Entries provided below:

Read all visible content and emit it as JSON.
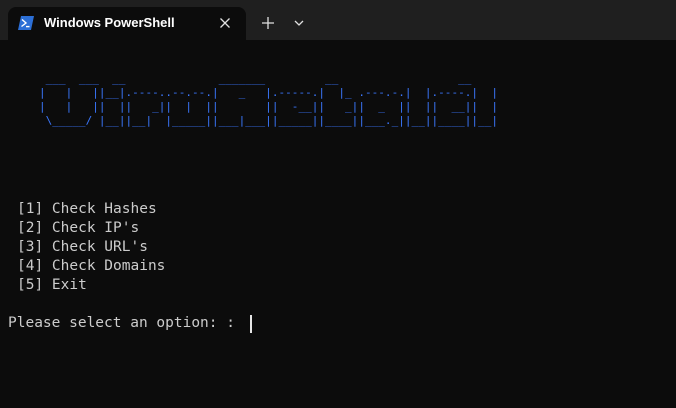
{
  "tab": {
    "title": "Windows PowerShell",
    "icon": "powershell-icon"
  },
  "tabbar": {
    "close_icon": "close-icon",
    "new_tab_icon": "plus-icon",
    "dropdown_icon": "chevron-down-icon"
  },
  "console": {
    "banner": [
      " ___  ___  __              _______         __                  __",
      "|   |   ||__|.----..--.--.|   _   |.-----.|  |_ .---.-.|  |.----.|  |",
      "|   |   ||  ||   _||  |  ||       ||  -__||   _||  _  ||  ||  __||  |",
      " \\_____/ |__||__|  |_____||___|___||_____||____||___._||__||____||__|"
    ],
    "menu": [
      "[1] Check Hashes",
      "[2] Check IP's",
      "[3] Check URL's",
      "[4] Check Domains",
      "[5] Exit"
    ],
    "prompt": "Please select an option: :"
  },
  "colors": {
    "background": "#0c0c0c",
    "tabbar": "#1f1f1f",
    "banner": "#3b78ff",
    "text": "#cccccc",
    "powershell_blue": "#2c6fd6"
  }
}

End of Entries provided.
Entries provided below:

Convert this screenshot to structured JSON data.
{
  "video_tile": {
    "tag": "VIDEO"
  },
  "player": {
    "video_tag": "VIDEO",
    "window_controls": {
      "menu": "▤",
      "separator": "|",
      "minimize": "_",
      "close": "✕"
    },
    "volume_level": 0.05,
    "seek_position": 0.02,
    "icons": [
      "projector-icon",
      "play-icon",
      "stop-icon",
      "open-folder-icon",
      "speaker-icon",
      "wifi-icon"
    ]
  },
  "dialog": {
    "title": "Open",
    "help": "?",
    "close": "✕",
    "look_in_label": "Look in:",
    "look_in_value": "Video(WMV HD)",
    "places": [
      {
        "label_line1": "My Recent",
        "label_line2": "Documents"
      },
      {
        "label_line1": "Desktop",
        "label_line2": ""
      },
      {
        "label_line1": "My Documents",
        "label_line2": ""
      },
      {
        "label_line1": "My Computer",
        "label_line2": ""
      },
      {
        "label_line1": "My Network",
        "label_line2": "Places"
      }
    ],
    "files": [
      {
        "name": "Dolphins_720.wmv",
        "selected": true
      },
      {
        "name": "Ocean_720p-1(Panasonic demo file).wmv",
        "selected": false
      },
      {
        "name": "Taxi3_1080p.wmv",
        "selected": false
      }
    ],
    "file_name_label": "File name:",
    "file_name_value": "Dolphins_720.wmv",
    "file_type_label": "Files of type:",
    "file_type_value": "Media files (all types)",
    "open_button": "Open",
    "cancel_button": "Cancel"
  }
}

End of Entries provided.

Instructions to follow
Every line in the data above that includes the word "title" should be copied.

Answer to this task
    "title": "Windows PowerShell",
    "title": "Open",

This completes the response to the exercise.